:: Task input ::
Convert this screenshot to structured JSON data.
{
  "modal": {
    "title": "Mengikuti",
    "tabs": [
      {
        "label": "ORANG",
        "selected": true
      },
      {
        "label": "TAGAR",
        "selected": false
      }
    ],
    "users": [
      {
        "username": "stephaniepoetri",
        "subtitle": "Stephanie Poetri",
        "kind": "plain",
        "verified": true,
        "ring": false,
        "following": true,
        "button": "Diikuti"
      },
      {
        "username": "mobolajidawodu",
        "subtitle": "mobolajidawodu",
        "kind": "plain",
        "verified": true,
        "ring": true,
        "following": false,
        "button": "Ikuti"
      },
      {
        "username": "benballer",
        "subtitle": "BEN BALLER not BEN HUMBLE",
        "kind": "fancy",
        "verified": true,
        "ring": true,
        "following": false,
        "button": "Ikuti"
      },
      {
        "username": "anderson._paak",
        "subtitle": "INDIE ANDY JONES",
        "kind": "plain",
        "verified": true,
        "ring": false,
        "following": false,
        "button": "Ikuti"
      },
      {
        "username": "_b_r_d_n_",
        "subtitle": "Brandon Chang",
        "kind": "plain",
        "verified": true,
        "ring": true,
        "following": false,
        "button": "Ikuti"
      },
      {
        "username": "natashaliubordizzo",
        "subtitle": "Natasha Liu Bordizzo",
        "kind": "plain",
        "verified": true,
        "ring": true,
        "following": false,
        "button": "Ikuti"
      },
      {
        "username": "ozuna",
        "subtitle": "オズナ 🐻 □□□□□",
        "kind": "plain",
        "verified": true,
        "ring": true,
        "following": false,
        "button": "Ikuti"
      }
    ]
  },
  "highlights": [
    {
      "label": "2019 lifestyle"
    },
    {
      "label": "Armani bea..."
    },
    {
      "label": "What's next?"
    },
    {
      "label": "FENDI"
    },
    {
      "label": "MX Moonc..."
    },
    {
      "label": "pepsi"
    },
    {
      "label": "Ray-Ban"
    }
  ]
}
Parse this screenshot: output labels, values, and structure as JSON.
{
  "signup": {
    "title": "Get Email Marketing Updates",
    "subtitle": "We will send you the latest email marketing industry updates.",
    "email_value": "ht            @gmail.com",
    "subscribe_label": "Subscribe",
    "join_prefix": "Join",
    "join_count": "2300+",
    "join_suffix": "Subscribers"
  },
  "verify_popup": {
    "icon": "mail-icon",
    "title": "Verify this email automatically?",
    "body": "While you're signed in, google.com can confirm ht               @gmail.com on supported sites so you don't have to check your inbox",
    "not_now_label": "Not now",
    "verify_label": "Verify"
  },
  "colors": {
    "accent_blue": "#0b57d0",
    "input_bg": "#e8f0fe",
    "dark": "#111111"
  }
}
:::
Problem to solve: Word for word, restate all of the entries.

Output of the task:
Convert this screenshot to structured JSON data.
{
  "modal": {
    "title": "Mengikuti",
    "tabs": [
      {
        "label": "ORANG",
        "selected": true
      },
      {
        "label": "TAGAR",
        "selected": false
      }
    ],
    "users": [
      {
        "username": "stephaniepoetri",
        "subtitle": "Stephanie Poetri",
        "kind": "plain",
        "verified": true,
        "ring": false,
        "following": true,
        "button": "Diikuti"
      },
      {
        "username": "mobolajidawodu",
        "subtitle": "mobolajidawodu",
        "kind": "plain",
        "verified": true,
        "ring": true,
        "following": false,
        "button": "Ikuti"
      },
      {
        "username": "benballer",
        "subtitle": "BEN BALLER not BEN HUMBLE",
        "kind": "fancy",
        "verified": true,
        "ring": true,
        "following": false,
        "button": "Ikuti"
      },
      {
        "username": "anderson._paak",
        "subtitle": "INDIE ANDY JONES",
        "kind": "plain",
        "verified": true,
        "ring": false,
        "following": false,
        "button": "Ikuti"
      },
      {
        "username": "_b_r_d_n_",
        "subtitle": "Brandon Chang",
        "kind": "plain",
        "verified": true,
        "ring": true,
        "following": false,
        "button": "Ikuti"
      },
      {
        "username": "natashaliubordizzo",
        "subtitle": "Natasha Liu Bordizzo",
        "kind": "plain",
        "verified": true,
        "ring": true,
        "following": false,
        "button": "Ikuti"
      },
      {
        "username": "ozuna",
        "subtitle": "オズナ 🐻 □□□□□",
        "kind": "plain",
        "verified": true,
        "ring": true,
        "following": false,
        "button": "Ikuti"
      }
    ]
  },
  "highlights": [
    {
      "label": "2019 lifestyle"
    },
    {
      "label": "Armani bea..."
    },
    {
      "label": "What's next?"
    },
    {
      "label": "FENDI"
    },
    {
      "label": "MX Moonc..."
    },
    {
      "label": "pepsi"
    },
    {
      "label": "Ray-Ban"
    }
  ]
}
Parse this screenshot: output labels, values, and structure as JSON.
{
  "signup": {
    "title": "Get Email Marketing Updates",
    "subtitle": "We will send you the latest email marketing industry updates.",
    "email_value": "ht            @gmail.com",
    "subscribe_label": "Subscribe",
    "join_prefix": "Join",
    "join_count": "2300+",
    "join_suffix": "Subscribers"
  },
  "verify_popup": {
    "icon": "mail-icon",
    "title": "Verify this email automatically?",
    "body": "While you're signed in, google.com can confirm ht               @gmail.com on supported sites so you don't have to check your inbox",
    "not_now_label": "Not now",
    "verify_label": "Verify"
  },
  "colors": {
    "accent_blue": "#0b57d0",
    "input_bg": "#e8f0fe",
    "dark": "#111111"
  }
}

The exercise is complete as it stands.